Home/individual tuition service

This is a provision for pupils aged 5 – 18 who are deemed temporarily unfit by a medical practitioner to attend school for medical reasons. All pupils referred are on a school roll. Referrals are made by schools to R Mike Jones Alternative Education Organiser.

This Service also arranges placements and/or provision for any pupils out of school.


ALN

Additional Learning Needs

ALNCO

Additional Learning Needs Coordinator

AMDRO

Carmarthenshire Education and Schools website

ASD

Autistic Spectrum Disorders'

AWPU

Age Weighted Pupil Unit Value

BSCT

Behaviour Support Community team

CAF

Common Assessment Framework

CSR

Comprehensive Spending Review

CSSIW

Care and Social Services Inspectorate Wales

CYPP

Children and Young People's Partnership

DDA

Disability Discrimination Act

EAL

English as an Additional Language

EBD

Emotional and Behavioural Difficulties

EOTAS

Education Otherwise Than at School

EP

Educational Psychologist

EPS

Educational Psychology Service

ESBD

Emotional, Social and Behavioural Difficulties

ESTYN

The office of Her Majesty's Inspectorate for Education and Training in Wales.

EWO

Education Welfare Officer

EWS

Education Welfare Service

IDP

Individual Development Plan

IEP

Individual Education Plan

KS

Key Stage

LA

Local Authority

LAC

Looked After Children

MEP

Modernising Education Provision

METAS

Ethnic Minority Achievement Service

NEET

Not in Education, Employment or Training

O+A Unit

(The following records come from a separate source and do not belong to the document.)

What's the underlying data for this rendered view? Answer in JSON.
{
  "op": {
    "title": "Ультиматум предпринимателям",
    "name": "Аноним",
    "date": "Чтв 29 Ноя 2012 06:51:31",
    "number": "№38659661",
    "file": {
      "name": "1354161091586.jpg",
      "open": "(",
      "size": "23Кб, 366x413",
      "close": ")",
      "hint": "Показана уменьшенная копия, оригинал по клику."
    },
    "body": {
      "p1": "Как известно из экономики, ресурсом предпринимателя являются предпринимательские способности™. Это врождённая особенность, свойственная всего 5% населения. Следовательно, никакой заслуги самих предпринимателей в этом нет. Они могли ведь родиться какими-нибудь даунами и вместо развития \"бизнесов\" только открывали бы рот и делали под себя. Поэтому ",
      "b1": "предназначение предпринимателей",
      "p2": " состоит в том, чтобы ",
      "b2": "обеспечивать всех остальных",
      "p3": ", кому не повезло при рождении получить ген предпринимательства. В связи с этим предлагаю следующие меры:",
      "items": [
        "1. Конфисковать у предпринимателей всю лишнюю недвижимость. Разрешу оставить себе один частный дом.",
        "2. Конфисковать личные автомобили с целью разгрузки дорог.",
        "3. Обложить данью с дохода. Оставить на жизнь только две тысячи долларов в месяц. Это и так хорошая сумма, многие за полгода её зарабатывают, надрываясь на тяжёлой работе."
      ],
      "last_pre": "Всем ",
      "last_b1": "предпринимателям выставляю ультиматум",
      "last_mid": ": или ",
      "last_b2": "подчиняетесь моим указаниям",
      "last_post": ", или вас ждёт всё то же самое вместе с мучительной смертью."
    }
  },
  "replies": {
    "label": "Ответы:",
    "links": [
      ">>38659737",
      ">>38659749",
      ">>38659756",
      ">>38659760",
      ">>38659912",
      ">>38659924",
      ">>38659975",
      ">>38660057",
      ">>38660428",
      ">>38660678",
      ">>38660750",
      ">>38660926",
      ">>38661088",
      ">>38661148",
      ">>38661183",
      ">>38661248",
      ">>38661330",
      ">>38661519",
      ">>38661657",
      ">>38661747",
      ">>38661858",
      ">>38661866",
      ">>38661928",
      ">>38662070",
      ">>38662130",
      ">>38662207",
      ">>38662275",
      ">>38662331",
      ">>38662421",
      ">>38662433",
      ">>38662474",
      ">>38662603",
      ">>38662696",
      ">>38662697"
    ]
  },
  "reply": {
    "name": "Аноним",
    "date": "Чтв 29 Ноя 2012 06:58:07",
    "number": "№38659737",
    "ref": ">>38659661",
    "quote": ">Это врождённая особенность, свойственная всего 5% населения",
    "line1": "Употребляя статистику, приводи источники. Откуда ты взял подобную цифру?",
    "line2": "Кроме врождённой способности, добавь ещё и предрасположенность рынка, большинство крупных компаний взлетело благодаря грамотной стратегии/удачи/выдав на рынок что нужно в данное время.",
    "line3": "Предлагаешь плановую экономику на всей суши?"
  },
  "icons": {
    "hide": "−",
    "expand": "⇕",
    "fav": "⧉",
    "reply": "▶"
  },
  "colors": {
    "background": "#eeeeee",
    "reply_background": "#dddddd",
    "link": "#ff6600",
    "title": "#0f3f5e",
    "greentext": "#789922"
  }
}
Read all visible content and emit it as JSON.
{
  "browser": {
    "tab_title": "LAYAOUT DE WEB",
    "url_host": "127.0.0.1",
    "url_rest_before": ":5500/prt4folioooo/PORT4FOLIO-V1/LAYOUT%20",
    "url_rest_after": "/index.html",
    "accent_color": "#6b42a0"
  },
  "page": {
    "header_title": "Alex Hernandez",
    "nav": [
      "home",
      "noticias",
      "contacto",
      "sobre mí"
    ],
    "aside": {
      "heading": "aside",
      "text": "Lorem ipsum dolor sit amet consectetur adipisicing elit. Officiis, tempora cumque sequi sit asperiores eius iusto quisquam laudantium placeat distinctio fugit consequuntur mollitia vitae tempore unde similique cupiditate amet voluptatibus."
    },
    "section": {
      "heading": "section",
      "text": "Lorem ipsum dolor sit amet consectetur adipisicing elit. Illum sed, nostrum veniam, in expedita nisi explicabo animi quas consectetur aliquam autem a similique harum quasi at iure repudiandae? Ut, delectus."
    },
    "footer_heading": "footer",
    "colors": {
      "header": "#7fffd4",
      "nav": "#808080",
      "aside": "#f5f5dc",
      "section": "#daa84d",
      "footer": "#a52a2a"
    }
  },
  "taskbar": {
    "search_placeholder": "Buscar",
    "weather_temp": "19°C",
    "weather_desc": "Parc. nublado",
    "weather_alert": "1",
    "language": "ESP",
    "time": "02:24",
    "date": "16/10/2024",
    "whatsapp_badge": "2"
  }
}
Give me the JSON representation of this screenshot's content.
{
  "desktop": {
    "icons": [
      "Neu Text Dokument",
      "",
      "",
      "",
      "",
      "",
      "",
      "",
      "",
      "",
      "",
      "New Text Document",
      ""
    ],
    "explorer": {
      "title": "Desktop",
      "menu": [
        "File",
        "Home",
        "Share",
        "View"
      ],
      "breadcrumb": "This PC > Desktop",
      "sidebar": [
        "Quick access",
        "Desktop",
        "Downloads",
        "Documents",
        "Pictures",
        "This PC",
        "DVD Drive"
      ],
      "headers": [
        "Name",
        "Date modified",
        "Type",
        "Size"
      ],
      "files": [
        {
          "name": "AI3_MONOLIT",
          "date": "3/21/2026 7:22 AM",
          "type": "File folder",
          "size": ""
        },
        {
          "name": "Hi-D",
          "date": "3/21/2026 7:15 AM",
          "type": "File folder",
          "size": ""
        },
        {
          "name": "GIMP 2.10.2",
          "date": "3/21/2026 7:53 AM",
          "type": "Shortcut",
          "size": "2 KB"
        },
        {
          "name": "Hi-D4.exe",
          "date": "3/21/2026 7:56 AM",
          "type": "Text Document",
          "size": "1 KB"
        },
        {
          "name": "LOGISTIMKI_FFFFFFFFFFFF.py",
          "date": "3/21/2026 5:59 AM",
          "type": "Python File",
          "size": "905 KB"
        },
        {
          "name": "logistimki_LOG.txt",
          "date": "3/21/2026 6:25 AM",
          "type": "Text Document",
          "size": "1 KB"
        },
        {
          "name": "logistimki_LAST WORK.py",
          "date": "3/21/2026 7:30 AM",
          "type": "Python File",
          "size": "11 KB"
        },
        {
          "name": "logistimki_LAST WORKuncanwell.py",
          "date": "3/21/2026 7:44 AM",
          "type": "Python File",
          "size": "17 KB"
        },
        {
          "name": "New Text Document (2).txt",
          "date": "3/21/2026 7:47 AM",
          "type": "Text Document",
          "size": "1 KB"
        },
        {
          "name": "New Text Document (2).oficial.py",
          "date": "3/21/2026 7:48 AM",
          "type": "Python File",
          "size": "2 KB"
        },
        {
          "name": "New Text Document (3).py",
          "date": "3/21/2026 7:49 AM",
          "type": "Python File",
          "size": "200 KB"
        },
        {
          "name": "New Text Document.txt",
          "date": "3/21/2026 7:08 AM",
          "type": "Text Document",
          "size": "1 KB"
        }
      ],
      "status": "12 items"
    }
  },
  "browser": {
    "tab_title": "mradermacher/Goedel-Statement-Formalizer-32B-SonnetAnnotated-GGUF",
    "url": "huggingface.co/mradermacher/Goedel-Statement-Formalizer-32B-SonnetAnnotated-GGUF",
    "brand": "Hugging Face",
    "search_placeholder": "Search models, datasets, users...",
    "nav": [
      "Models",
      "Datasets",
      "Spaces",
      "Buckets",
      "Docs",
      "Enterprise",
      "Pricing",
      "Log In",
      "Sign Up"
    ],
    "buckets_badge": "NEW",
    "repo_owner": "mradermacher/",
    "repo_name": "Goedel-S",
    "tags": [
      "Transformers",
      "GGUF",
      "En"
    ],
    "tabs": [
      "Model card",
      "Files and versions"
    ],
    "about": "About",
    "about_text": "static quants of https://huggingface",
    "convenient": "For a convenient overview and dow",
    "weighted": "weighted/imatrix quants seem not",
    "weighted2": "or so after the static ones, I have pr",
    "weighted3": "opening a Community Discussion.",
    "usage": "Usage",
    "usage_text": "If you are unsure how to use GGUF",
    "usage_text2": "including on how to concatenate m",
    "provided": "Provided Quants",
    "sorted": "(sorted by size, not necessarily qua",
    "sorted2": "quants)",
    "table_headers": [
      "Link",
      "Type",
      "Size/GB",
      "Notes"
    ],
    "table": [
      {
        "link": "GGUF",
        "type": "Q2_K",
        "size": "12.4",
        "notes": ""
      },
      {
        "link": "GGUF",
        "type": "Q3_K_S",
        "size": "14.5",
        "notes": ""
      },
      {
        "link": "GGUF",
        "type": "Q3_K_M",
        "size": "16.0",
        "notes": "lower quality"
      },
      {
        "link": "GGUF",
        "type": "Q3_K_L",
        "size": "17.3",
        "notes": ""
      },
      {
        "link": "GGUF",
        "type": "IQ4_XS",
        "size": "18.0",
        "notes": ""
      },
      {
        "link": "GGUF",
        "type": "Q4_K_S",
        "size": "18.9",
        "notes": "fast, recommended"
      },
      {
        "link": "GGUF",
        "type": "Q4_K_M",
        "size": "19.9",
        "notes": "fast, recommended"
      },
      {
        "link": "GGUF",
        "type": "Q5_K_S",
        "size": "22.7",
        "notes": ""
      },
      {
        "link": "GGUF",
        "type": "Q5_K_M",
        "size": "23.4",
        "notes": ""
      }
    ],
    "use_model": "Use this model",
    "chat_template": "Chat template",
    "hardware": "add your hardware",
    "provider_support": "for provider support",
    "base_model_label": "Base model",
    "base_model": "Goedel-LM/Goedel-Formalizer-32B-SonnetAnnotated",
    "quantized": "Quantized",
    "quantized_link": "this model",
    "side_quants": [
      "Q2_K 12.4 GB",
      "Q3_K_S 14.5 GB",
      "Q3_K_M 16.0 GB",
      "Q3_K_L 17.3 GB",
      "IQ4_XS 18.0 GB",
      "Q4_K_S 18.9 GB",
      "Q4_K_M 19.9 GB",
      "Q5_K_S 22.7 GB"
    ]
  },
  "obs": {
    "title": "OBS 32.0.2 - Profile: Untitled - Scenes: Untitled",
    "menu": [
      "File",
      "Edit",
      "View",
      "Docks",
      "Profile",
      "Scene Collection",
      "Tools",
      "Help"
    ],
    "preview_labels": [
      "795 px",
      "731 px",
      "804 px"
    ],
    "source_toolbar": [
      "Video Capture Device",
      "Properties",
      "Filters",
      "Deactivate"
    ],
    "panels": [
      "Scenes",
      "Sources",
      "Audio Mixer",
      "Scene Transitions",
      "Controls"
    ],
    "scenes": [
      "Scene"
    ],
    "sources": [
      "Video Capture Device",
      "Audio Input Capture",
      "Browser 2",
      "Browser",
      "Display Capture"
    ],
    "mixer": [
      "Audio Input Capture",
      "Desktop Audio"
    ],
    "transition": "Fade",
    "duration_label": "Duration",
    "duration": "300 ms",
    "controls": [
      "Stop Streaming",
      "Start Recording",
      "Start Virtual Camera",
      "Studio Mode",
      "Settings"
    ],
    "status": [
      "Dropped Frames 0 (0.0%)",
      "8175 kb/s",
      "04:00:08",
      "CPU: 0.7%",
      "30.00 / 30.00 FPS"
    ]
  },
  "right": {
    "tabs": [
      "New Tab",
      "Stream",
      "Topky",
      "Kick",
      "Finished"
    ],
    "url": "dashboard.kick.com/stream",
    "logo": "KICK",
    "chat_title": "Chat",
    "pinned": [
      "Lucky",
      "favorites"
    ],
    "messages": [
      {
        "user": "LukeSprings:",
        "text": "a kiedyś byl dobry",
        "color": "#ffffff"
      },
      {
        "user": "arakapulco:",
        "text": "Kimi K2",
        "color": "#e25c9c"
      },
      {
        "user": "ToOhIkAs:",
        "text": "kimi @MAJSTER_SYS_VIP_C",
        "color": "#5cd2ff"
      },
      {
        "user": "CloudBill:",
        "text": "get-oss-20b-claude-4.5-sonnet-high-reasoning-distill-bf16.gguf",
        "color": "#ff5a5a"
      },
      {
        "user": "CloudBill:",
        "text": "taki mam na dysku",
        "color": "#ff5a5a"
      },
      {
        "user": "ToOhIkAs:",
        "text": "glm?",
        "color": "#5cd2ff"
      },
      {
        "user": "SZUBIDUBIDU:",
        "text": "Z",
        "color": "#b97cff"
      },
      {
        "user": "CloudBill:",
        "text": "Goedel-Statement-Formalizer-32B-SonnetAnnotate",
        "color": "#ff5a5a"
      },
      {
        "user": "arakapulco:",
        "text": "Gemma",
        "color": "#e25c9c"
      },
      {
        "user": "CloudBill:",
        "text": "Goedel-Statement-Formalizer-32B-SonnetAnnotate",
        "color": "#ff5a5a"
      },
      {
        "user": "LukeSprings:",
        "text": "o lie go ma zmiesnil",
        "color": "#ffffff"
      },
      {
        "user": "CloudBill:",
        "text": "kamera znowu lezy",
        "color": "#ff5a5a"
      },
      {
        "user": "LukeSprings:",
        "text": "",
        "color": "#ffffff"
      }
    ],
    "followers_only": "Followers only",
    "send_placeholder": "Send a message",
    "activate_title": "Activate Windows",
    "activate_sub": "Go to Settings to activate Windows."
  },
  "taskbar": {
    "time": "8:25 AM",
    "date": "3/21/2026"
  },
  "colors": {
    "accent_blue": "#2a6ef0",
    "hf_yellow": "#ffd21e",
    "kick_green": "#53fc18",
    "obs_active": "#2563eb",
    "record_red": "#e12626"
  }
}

Observation and Assessment Unit

PCT

Person Centred Thinking

PLASC

Pupil Level Annual School Census

PLC

Professional Learning Community

PMLD

profound and multiple learning disability

PPO

Pupil Progress Officers

PRU

Pupil Referral Unit

PWC

PriceWaterhouseCooper

RAISE

Raising Attainment and Individual Standards in Education in Wales

RDC

Rhydygors Day Centre

SALT

Speech and Language Therapy

SBF

School Strategy and Budget Forum

SCIP

Social Communication Intervention Programme

SEF

School Effectiveness Framework

SEN

Special Educational Needs

SENCO

Special Educational Needs Coordinator

SENTW

Special Educational Needs Tribunal for Wales

SIO

School Improvement Officer

SIS

School Improvement Service

SLD

Severe Learning Difficulties

SLD

Specific Learning Difficulties

SLT

Speech and Language Therapy

SMART

The Smart Project is a wider curriculum programme, run by Jobforce Wales in partnership with Carmarthenshire Youth Service.

SNAP

SNAP Cymru is a Charity that offers information and support to families of children and young people who have special educational needs

SSD

Social Services Department

STATEMENT OF SEN

A statement will describe a child’s SEN and the special help a child should receive. The Local Authority (LA) will usually make a statement if it decides that all of the special help a child needs cannot be provided from within the school’s existing resources. These resources could include money, staff time and special equipment.

SWAMWAC

South Wales and Mid Wales Consortium

TAC

Team around the Child

TAF

Team around the Family

TAPPAS

Team around Pupil Parents and School

TAs

Teaching Assistants

TLC

Teaching and Learning Centre

WAG

Welsh Assembly Government

WPSOS

Working Party for Support Outside of Statements